Given data:
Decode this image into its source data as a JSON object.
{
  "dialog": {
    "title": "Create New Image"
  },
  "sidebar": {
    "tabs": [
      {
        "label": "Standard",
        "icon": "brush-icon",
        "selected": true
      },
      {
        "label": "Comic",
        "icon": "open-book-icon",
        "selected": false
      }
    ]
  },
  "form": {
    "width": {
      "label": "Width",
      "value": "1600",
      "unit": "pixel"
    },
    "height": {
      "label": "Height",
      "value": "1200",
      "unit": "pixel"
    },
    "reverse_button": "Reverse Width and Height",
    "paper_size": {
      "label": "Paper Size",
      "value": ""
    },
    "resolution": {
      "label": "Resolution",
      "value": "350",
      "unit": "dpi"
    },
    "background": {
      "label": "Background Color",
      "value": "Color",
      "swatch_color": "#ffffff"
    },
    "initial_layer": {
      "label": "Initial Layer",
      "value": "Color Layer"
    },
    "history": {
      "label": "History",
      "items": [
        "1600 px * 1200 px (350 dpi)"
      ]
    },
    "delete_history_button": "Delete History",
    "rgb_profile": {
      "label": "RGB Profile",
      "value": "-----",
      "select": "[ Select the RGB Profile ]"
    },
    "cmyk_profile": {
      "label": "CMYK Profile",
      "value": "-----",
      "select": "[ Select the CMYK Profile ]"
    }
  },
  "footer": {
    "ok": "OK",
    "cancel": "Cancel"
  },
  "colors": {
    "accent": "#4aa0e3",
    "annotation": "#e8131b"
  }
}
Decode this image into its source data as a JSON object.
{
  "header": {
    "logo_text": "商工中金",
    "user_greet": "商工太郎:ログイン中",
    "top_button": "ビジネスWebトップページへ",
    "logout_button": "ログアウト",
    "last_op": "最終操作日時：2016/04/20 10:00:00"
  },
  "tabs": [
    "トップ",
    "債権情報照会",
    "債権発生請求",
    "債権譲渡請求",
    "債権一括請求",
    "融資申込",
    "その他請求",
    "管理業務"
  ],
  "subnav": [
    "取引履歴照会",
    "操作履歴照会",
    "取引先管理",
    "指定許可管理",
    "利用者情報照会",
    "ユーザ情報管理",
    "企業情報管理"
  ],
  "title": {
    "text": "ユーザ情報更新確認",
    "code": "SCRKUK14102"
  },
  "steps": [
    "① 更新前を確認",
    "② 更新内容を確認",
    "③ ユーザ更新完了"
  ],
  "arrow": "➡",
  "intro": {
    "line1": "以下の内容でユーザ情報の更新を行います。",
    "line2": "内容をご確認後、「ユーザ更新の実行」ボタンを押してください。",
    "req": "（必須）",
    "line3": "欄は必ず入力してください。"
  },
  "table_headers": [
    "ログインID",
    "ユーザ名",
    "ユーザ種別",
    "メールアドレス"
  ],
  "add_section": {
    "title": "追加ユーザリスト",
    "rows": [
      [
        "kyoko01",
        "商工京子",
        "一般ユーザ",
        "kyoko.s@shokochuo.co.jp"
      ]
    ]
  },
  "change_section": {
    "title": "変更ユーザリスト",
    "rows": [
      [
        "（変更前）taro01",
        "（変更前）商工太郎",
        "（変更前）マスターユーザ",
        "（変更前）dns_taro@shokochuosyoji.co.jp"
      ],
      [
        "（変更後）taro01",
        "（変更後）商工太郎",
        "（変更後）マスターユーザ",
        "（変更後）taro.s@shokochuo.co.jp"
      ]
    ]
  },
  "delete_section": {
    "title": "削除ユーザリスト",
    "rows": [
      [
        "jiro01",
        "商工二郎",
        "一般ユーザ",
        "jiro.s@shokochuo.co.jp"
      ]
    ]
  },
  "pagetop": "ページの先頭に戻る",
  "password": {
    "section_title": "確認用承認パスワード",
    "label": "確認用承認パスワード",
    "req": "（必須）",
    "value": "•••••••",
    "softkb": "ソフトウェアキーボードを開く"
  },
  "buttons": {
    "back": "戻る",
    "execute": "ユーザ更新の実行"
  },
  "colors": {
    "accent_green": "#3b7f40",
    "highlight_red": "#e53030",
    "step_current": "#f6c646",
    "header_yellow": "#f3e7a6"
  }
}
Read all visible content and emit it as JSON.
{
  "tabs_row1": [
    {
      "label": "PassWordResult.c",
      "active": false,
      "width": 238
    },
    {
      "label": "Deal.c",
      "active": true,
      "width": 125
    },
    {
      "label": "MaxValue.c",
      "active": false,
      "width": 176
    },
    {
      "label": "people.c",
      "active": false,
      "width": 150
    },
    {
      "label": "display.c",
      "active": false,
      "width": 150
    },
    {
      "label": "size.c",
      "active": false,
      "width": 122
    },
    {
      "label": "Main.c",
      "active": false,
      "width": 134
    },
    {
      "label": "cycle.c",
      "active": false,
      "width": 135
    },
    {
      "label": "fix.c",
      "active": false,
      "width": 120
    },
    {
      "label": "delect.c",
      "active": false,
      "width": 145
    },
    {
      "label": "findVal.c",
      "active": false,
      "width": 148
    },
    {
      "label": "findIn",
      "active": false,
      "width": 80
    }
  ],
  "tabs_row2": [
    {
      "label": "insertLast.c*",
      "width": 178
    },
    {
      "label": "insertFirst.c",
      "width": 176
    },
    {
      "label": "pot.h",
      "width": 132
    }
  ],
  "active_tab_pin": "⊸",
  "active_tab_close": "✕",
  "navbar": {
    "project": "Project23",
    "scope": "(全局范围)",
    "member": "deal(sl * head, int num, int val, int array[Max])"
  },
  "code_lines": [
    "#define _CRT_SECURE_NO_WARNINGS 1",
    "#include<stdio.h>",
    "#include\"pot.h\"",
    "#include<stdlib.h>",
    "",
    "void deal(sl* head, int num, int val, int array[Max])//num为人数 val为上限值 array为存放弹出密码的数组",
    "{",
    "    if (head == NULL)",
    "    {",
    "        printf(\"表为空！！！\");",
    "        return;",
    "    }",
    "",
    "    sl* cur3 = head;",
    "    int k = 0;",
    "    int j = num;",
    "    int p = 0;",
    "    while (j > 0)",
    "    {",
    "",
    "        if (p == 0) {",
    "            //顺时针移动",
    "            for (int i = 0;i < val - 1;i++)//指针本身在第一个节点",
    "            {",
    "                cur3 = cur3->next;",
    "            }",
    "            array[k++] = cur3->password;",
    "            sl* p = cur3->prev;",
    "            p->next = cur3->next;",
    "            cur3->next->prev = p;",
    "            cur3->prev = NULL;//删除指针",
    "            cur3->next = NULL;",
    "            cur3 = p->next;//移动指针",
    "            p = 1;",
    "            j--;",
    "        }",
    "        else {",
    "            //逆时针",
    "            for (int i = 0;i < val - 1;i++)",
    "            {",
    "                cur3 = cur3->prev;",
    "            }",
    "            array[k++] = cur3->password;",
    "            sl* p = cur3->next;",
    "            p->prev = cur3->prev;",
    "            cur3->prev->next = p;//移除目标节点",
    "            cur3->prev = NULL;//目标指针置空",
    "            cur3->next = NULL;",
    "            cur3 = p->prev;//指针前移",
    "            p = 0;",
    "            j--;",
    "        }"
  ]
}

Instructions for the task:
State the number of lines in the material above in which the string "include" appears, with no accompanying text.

Output below:
3